The first track “Bad Intent” sets the pace. Gambale’s furious attack mesmerizes. Smith and Hamm generate pounding rhythms while Gambale stretches out on his axe in reckless abandon. The proceedings don’t let up, they intensify. Unlike the recent Coryell and Scott Henderson trio recordings for Tone Center, the focus here seems to rely more upon riffs, motifs and perhaps structured jam sessions. Ultimately not as “song” orientated. These guys play with all the bravura and machismo they can muster. The liner notes refer to “manly men playing manly music” It’s all good natured fun; however, the compositions tend to sound similar as the music progresses. “Show Me What Can You Do” as the title may suggest is more of a chops fest than anything else. Three musicians with god given talents running amok in a studio is not for everyone. Students of this genre may disagree although the saving grace is the musician’s craftsmanship. Generally, fusion romps of this ilk come under microscopic scrutiny for exercises in excess. “Show Me What You Can Do” more than likely falls under this category. Otherwise, wait for the neighbors to vacate, turn up the volume and have some fun.
I grew up listening to mainstream '70s rock then ended up on the staff at the college paper at San Diego State, and volunteered to review heavy metal LPs. My second semester, the music editor dropped a Fenton Robinson LP on my desk, Night Flight. You like metal; they play guitar--he plays guitar, the editor told me

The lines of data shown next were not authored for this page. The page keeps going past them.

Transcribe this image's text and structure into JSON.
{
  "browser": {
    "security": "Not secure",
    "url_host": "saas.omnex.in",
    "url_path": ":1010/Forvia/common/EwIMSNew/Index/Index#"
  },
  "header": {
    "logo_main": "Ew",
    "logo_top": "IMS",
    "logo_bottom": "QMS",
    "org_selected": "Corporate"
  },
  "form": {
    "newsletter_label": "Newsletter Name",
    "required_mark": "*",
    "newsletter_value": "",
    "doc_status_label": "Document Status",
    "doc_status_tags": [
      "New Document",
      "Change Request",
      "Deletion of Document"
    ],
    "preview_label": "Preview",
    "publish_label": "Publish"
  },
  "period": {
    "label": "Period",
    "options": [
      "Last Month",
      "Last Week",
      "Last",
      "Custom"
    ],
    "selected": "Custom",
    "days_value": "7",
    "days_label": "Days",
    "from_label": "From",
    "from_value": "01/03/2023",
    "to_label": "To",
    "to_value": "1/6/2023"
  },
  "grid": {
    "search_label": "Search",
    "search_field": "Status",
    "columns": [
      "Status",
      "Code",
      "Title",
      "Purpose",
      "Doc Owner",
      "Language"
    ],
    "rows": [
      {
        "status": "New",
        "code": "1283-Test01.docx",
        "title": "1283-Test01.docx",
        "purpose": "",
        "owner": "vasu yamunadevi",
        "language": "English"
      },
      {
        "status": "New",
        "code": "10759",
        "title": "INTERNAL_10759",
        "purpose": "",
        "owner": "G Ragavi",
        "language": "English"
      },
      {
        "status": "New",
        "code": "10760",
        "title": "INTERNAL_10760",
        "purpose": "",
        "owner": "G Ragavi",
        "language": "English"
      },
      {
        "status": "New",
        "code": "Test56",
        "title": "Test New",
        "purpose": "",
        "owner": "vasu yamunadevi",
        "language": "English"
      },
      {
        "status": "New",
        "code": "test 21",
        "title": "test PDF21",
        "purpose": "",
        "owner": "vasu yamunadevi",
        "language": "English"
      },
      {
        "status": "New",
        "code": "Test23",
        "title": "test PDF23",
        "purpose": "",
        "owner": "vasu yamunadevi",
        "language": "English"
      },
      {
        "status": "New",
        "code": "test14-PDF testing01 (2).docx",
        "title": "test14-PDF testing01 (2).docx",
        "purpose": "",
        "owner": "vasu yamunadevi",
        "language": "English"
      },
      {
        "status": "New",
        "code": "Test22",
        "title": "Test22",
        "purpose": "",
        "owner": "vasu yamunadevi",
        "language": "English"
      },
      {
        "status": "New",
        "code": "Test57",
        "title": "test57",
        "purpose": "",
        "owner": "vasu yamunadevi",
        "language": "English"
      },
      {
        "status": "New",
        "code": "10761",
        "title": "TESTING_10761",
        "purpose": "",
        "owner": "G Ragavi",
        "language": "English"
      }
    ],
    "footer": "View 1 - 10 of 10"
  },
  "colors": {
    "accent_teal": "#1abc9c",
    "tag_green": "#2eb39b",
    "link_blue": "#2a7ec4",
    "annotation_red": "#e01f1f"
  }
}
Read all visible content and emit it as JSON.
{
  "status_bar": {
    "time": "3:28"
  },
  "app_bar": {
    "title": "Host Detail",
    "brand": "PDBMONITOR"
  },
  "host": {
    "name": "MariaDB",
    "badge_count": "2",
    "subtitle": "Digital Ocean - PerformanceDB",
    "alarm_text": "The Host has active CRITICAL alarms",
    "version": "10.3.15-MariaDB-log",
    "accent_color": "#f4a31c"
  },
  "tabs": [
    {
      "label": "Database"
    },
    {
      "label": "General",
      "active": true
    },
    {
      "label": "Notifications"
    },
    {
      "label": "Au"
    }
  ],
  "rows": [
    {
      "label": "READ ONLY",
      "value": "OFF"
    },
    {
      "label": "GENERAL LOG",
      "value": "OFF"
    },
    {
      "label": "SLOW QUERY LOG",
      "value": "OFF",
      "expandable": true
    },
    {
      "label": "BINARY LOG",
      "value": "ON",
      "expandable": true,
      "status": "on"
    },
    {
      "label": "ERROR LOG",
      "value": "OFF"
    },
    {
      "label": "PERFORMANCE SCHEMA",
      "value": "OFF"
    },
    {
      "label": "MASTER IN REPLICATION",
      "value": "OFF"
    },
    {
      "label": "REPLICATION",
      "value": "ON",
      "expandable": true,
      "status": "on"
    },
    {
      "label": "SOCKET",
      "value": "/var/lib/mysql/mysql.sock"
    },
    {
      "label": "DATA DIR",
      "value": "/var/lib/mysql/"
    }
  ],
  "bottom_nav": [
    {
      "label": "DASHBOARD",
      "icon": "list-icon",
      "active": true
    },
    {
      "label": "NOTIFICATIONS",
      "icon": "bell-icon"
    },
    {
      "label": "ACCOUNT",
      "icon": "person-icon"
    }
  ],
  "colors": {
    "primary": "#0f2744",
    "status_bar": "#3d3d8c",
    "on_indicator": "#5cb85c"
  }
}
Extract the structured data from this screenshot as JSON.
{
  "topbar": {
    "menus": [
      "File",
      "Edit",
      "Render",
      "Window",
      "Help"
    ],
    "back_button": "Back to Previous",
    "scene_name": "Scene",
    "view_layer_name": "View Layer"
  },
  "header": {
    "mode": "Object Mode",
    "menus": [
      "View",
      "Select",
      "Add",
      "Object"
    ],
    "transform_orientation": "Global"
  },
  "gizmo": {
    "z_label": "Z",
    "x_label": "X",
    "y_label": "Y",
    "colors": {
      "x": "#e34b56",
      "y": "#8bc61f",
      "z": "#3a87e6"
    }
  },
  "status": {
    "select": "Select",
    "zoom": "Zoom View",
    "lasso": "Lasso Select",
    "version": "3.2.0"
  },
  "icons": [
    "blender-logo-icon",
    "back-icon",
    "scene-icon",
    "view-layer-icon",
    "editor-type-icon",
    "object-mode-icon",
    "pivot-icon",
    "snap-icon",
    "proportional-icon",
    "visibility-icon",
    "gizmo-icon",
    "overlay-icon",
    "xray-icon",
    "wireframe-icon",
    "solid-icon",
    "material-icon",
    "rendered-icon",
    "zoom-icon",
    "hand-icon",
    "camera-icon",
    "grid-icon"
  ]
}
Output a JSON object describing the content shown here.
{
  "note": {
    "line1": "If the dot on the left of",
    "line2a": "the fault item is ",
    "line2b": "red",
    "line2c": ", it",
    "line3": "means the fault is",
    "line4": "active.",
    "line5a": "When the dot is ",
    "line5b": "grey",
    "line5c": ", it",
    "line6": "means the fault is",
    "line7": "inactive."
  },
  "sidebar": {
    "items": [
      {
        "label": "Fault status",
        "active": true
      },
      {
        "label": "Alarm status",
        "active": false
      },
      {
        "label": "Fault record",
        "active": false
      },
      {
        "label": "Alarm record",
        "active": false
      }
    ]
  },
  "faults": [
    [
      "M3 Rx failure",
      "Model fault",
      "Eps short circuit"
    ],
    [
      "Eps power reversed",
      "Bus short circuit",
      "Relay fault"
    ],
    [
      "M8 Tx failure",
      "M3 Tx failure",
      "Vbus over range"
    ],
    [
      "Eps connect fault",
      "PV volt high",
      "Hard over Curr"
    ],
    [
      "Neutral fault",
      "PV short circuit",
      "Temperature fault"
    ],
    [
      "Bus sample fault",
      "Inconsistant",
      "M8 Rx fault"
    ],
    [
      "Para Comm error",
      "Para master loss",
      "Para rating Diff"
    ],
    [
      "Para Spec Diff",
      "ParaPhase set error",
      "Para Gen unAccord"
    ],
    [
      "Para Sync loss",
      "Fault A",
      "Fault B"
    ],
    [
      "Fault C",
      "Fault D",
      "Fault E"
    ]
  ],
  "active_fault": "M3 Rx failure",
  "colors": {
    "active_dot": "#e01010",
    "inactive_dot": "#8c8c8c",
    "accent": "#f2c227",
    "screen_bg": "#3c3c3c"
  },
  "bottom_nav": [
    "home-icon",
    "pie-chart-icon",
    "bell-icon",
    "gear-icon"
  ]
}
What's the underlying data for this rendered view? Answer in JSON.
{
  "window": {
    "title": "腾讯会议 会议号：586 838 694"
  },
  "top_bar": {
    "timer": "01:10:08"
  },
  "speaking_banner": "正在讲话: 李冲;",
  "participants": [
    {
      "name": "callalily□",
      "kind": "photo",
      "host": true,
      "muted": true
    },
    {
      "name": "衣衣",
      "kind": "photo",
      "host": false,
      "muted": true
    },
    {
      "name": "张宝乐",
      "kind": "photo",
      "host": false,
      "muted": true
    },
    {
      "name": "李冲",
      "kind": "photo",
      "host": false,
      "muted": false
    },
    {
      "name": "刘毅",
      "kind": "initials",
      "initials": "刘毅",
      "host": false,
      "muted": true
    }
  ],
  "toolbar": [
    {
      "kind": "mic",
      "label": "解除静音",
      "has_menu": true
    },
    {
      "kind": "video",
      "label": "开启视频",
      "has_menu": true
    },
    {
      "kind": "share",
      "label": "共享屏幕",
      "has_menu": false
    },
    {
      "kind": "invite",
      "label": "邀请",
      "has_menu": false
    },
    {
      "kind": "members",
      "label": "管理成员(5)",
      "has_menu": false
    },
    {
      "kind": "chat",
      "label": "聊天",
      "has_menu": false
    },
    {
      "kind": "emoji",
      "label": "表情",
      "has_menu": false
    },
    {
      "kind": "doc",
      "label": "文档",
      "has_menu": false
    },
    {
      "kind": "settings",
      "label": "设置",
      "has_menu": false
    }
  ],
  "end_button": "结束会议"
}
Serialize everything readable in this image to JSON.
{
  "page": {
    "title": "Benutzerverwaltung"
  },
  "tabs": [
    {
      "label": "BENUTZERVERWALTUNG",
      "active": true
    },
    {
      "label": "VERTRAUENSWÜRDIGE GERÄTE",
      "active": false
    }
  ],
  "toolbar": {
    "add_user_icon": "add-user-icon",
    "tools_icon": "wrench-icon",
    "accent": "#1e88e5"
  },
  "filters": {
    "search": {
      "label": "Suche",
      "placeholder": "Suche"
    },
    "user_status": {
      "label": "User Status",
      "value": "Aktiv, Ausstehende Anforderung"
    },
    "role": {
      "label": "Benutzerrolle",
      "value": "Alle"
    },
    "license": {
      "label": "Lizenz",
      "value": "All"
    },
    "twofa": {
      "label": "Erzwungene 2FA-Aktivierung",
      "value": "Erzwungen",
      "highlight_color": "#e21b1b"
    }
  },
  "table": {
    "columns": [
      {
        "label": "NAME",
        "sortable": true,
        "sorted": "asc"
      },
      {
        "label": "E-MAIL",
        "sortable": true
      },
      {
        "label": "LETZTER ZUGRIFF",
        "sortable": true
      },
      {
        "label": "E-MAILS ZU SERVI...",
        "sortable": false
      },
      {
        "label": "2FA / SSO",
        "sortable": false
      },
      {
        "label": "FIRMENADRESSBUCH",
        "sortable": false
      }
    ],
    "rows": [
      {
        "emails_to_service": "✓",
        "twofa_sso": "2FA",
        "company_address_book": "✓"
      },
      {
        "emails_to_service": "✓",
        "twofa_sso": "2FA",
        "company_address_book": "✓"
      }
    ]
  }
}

I grew up listening to mainstream '70s rock then ended up on the staff at the college paper at San Diego State, and volunteered to review heavy metal LPs. My second semester, the music editor dropped a Fenton Robinson LP on my desk, Night Flight. You like metal; they play guitar--he plays guitar, the editor told me. If we don't run a review, Alligator Records is going to stop servicing us.
Night Flight opened up a whole new world for me--the blues led me, inevitably, to Basie, who led to Duke, who led to Mingus, who led to Miles, who led to ...